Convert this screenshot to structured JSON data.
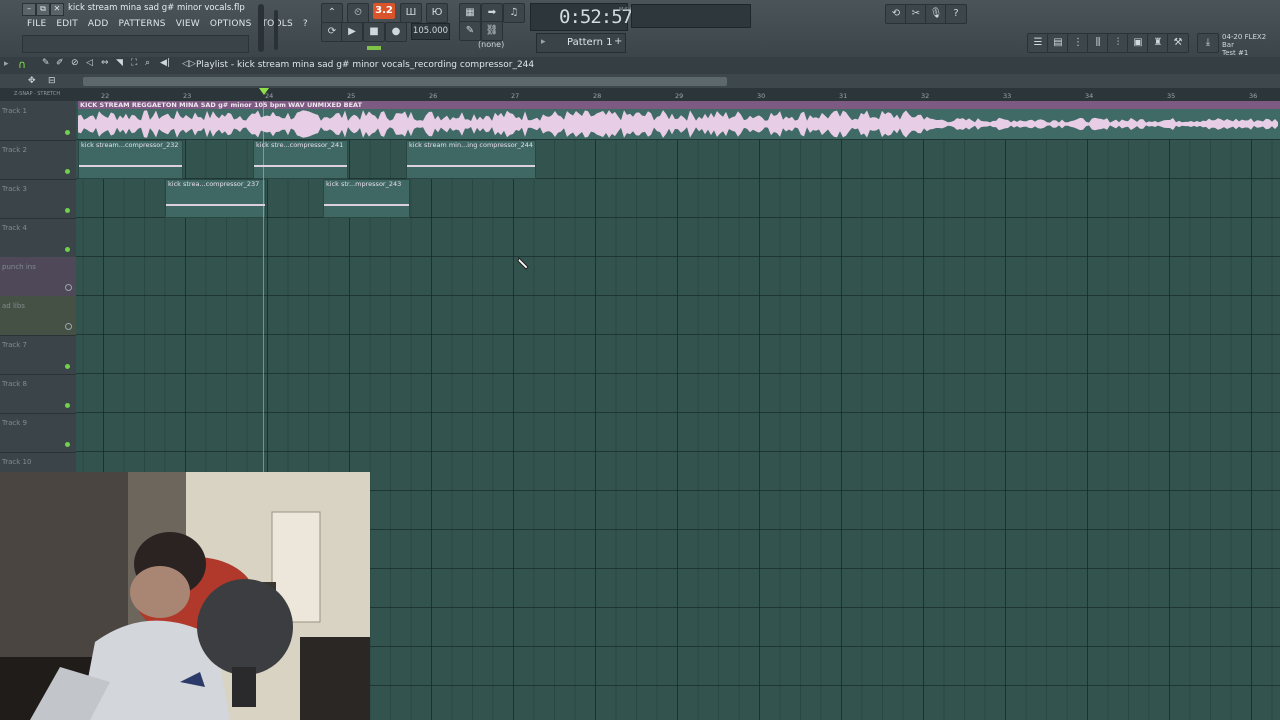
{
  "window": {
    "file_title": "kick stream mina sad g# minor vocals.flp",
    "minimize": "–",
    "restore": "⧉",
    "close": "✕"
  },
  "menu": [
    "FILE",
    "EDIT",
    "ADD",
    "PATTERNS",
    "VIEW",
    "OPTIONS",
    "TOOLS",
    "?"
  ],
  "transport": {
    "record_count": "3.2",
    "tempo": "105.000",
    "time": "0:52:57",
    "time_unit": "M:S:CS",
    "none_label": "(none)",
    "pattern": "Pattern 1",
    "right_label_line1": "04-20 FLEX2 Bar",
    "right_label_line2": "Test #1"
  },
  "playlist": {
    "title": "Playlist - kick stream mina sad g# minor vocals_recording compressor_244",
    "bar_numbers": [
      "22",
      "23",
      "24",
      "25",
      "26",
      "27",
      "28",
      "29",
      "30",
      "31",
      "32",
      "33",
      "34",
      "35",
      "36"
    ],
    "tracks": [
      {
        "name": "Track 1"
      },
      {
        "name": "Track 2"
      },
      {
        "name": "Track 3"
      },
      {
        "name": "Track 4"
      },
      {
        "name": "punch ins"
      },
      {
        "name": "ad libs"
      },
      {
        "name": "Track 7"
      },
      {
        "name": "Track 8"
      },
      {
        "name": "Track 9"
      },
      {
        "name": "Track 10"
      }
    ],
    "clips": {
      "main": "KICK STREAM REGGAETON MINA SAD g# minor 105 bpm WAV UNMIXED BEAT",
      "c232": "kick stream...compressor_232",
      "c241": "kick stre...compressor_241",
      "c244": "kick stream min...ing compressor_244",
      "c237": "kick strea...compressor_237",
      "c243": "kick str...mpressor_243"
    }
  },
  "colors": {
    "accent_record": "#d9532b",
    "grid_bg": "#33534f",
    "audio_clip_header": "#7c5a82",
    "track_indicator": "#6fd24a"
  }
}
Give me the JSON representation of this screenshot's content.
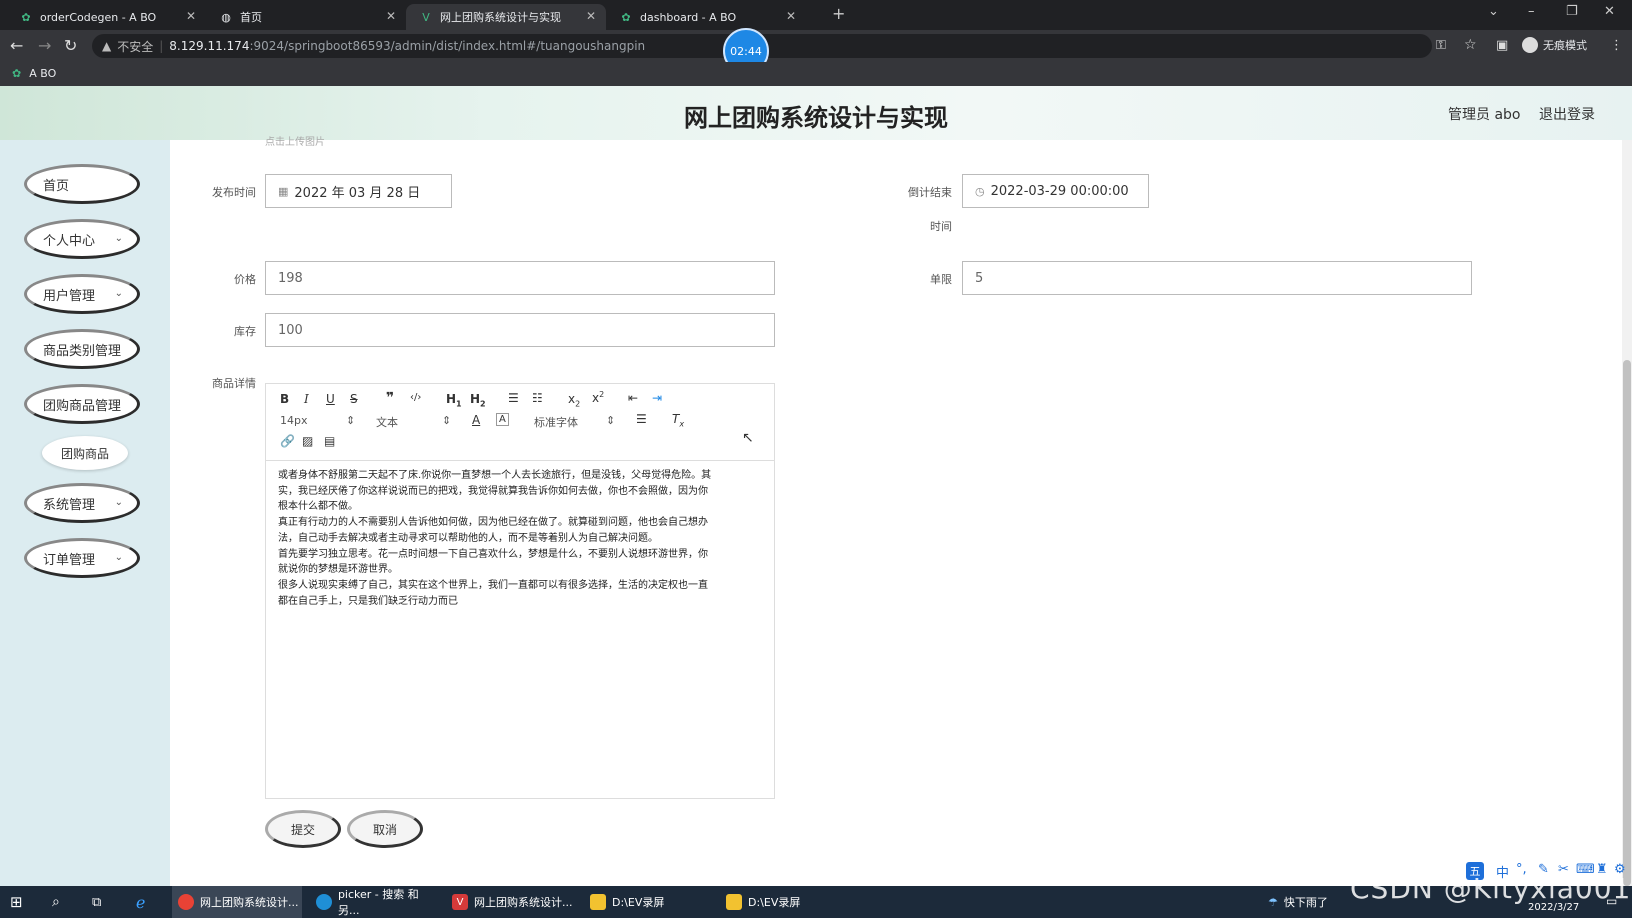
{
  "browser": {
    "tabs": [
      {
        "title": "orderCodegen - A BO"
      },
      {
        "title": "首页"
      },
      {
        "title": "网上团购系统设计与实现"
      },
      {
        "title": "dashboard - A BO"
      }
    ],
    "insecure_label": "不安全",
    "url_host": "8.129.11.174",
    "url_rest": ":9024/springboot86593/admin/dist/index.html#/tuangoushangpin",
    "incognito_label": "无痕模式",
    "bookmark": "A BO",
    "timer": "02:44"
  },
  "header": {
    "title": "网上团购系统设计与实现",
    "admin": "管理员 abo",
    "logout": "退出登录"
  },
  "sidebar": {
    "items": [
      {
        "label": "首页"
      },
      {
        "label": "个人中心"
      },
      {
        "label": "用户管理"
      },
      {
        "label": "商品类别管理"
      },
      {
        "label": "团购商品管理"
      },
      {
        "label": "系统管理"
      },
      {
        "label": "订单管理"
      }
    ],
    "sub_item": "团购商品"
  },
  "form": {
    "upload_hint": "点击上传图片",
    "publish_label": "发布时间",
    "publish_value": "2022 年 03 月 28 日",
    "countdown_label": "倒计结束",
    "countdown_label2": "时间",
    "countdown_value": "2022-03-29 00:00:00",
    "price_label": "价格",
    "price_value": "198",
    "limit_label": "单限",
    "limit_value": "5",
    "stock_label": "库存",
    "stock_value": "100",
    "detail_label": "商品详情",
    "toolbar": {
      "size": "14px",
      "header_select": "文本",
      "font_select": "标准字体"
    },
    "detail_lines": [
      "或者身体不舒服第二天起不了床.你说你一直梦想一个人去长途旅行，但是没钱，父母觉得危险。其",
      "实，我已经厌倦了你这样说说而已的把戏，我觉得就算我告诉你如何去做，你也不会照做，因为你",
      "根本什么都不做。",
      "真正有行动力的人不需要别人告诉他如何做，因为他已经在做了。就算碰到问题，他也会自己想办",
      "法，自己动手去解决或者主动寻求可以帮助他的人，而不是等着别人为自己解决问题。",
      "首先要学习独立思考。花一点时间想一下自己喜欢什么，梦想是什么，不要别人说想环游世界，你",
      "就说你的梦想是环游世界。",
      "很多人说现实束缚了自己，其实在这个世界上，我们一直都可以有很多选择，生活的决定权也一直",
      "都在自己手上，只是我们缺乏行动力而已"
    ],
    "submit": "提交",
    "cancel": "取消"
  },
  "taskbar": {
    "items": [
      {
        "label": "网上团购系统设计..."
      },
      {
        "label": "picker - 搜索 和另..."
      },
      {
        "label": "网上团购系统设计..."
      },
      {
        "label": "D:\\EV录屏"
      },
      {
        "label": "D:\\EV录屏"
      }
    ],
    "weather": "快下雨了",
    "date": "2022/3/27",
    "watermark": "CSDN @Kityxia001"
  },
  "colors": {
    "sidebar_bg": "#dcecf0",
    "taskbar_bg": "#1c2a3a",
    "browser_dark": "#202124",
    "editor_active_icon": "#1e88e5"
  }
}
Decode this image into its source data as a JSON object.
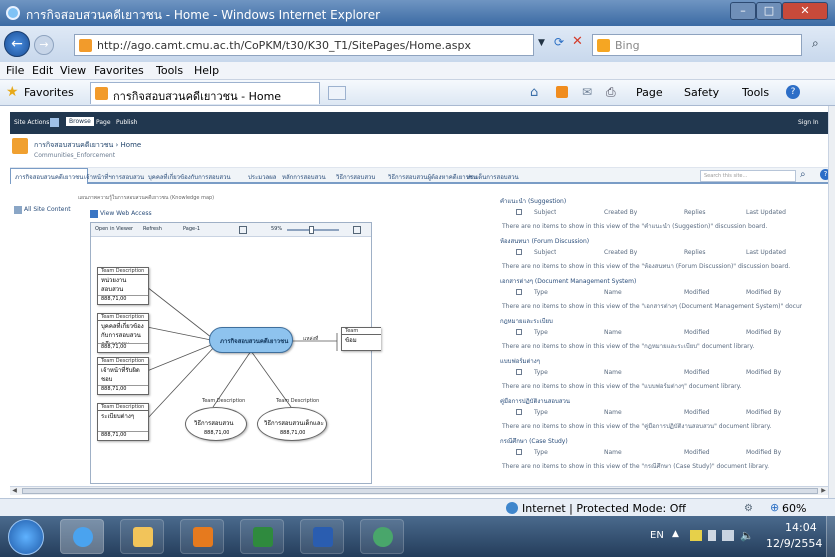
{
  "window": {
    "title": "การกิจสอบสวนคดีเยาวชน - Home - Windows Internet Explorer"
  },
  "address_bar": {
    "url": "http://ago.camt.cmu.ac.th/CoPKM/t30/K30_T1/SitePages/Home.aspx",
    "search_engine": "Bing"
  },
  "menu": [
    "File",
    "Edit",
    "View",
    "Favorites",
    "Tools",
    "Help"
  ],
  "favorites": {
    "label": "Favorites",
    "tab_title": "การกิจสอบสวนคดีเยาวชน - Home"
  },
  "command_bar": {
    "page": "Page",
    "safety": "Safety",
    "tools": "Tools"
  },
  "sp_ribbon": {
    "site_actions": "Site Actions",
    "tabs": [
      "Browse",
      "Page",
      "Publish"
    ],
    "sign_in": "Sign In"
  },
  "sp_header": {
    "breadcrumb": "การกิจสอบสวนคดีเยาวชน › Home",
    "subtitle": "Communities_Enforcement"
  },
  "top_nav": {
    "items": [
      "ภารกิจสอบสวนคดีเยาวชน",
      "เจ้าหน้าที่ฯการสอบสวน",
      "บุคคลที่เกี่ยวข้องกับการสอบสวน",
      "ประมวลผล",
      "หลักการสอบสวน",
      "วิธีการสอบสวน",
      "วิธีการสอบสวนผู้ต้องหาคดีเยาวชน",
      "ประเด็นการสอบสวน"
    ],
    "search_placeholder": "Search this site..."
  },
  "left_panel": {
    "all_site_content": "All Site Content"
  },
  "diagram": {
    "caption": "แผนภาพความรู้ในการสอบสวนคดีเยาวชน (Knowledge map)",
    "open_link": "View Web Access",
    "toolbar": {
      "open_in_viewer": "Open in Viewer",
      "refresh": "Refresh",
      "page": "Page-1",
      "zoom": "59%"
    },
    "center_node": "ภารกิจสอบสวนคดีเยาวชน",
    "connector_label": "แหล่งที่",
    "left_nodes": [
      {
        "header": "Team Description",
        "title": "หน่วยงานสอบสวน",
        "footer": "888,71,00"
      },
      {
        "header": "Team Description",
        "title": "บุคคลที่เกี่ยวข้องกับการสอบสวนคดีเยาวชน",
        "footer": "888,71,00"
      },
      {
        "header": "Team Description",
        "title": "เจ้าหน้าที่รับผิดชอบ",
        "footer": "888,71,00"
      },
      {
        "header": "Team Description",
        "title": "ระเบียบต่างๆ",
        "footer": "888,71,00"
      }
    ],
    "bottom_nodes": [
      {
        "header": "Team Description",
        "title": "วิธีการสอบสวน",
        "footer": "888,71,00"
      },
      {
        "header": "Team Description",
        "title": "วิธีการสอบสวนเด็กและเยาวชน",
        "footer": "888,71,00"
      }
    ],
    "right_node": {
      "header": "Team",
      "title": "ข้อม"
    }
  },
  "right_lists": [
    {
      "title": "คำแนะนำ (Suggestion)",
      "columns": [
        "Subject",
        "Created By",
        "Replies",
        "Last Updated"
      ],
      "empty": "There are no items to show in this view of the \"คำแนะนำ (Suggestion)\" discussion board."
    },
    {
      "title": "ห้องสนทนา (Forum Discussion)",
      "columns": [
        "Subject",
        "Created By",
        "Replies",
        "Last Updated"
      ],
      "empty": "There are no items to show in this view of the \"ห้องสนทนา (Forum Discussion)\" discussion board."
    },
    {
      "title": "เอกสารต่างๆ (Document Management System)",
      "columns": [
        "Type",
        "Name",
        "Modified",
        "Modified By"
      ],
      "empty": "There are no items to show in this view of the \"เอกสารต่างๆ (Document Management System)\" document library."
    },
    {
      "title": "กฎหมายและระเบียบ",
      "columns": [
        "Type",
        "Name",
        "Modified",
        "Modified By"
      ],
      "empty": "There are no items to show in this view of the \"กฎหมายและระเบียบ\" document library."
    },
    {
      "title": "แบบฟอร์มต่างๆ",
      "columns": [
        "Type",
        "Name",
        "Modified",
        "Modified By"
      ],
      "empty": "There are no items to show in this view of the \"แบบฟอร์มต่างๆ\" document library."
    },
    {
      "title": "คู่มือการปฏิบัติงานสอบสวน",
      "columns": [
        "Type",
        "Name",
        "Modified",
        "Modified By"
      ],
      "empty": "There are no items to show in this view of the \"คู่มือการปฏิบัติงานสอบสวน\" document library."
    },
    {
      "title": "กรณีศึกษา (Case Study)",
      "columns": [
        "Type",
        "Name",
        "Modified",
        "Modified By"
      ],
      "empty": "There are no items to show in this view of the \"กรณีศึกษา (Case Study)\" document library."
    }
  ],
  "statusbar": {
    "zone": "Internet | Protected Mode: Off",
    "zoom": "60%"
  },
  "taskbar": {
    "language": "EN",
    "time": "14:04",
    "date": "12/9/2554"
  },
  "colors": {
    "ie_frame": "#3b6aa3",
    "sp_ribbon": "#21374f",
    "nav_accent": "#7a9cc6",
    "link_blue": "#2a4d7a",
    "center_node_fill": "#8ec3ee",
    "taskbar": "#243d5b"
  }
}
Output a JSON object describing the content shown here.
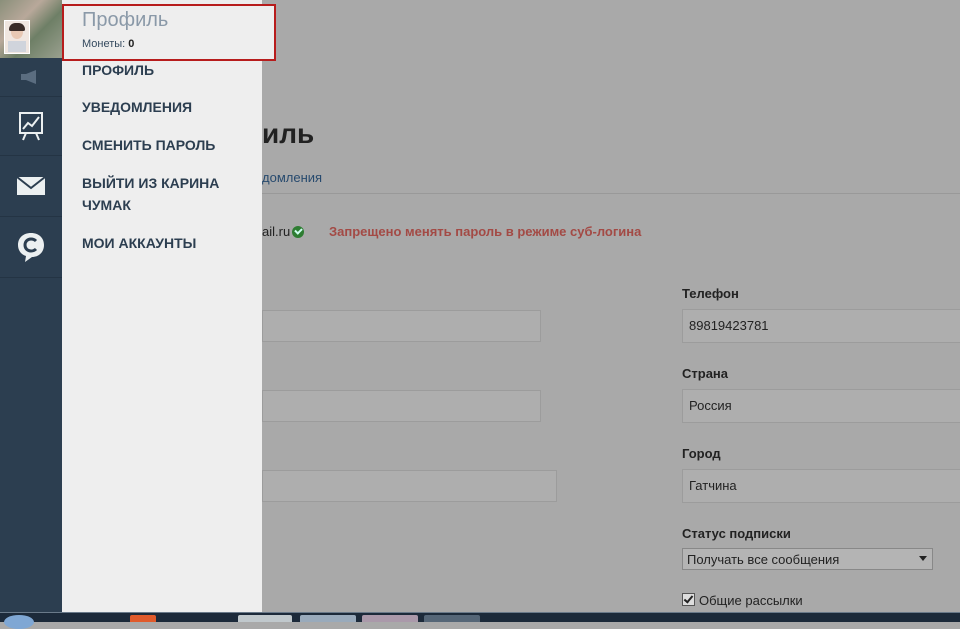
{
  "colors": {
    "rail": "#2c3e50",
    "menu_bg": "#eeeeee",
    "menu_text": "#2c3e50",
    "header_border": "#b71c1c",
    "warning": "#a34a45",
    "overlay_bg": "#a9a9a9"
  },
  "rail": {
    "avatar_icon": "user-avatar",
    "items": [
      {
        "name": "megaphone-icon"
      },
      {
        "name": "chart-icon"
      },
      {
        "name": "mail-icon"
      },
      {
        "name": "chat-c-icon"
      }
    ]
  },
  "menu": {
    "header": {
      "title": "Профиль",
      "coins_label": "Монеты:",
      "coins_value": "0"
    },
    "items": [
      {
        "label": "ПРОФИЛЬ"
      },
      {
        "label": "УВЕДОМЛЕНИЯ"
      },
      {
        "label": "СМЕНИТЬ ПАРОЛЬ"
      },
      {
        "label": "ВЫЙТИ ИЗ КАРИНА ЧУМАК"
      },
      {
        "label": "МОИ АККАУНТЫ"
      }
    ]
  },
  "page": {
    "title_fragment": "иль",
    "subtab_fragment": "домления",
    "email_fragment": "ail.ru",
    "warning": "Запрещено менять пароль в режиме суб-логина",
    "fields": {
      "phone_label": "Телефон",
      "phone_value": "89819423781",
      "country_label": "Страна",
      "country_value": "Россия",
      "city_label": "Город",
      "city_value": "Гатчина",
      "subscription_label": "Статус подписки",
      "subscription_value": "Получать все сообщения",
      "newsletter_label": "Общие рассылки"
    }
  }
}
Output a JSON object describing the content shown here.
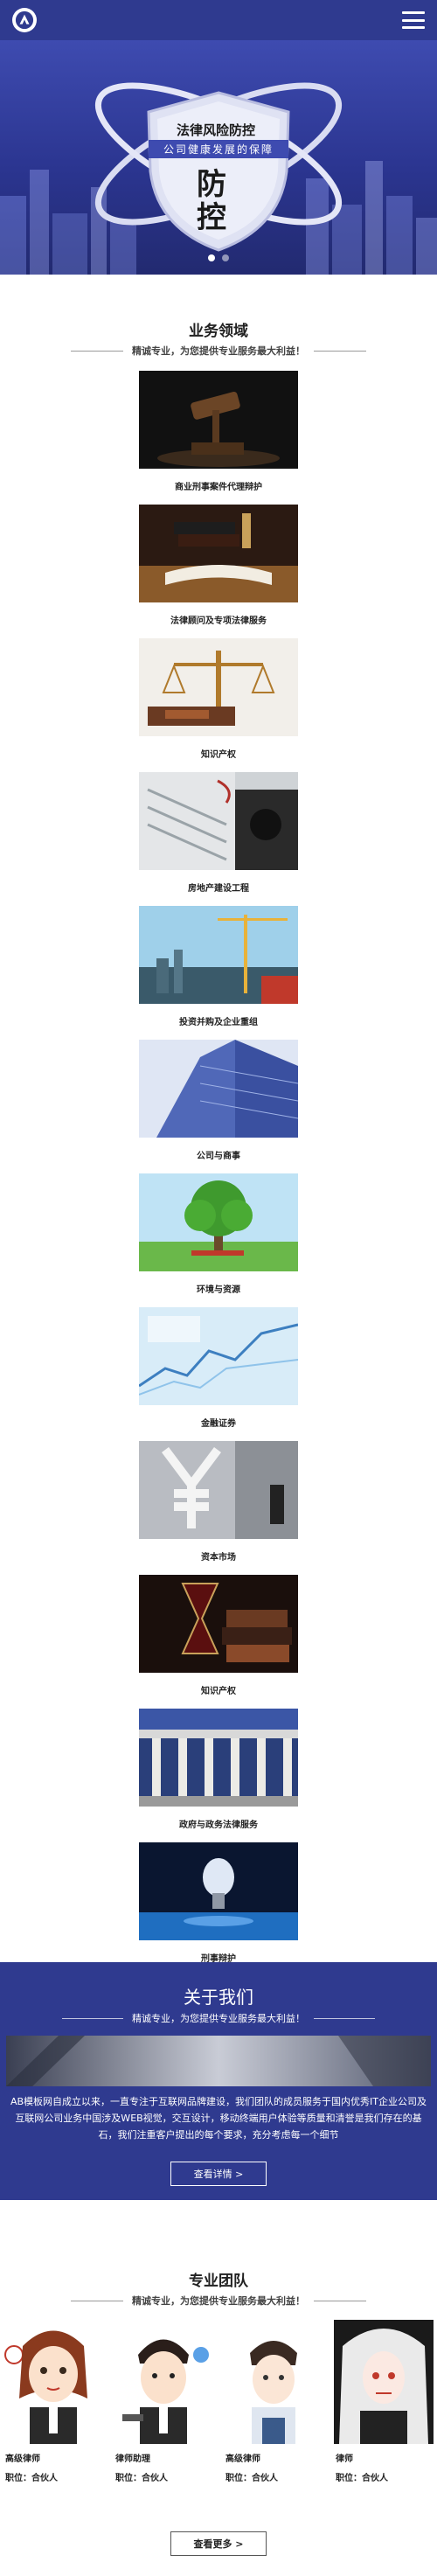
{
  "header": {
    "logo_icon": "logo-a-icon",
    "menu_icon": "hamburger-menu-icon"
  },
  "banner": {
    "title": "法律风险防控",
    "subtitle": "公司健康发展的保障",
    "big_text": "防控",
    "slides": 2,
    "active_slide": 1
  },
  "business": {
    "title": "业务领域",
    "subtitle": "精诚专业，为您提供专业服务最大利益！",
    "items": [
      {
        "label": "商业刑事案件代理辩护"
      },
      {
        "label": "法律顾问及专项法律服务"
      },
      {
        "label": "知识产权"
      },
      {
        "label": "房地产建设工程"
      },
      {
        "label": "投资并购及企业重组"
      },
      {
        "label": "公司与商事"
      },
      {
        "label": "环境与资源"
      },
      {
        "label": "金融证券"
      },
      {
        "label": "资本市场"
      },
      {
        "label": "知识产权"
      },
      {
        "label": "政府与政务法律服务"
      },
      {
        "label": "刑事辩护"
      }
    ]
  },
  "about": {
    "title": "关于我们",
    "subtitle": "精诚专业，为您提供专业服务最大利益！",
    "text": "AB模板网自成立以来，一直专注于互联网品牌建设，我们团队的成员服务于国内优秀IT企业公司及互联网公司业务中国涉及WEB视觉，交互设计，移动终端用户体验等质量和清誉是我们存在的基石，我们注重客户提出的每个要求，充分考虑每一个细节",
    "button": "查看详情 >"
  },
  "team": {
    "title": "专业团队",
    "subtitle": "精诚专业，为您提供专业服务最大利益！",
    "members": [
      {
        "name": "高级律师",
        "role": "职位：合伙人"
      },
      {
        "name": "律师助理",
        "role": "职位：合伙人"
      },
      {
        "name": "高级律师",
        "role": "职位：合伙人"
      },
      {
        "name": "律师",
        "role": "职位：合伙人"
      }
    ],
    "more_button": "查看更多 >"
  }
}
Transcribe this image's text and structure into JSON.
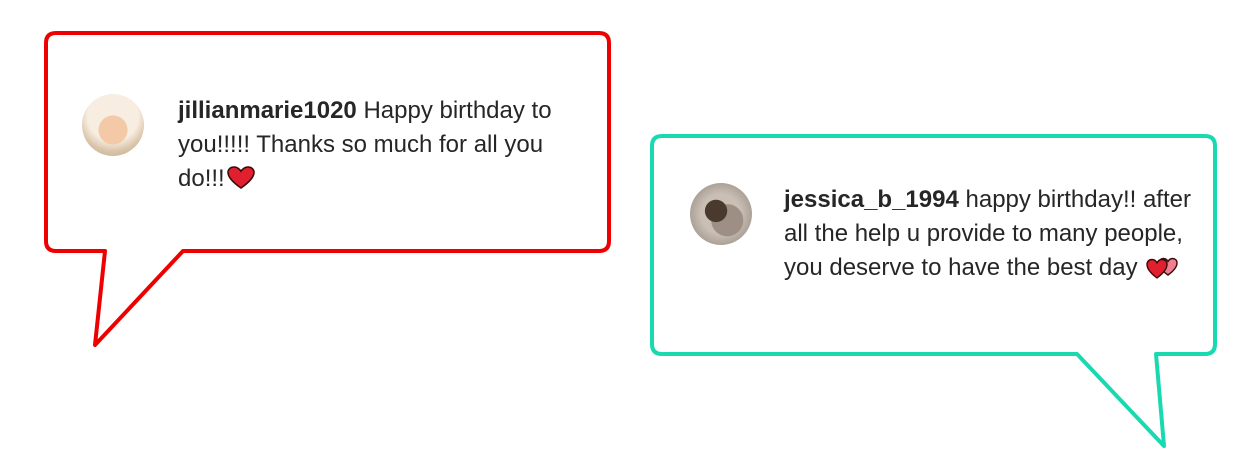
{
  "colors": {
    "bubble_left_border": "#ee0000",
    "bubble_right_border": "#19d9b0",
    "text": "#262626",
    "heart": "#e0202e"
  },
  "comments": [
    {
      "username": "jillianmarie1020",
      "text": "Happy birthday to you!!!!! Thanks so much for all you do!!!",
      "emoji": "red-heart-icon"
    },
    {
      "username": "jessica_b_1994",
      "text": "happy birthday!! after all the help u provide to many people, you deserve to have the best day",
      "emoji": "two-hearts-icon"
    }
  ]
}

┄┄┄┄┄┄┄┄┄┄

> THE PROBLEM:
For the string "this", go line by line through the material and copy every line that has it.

> TASK OUTPUT:
Convert this screenshot to structured JSON data.
Give me the JSON representation of this screenshot's content.
Decode this image into its source data as a JSON object.
    "search_placeholder": "Search this site..."
      "empty": "There are no items to show in this view of the \"คำแนะนำ (Suggestion)\" discussion board."
      "empty": "There are no items to show in this view of the \"ห้องสนทนา (Forum Discussion)\" discussion board."
      "empty": "There are no items to show in this view of the \"เอกสารต่างๆ (Document Management System)\" document library."
      "empty": "There are no items to show in this view of the \"กฎหมายและระเบียบ\" document library."
      "empty": "There are no items to show in this view of the \"แบบฟอร์มต่างๆ\" document library."
      "empty": "There are no items to show in this view of the \"คู่มือการปฏิบัติงานสอบสวน\" document library."
      "empty": "There are no items to show in this view of the \"กรณีศึกษา (Case Study)\" document library."
Transcribe this image's text and structure into JSON.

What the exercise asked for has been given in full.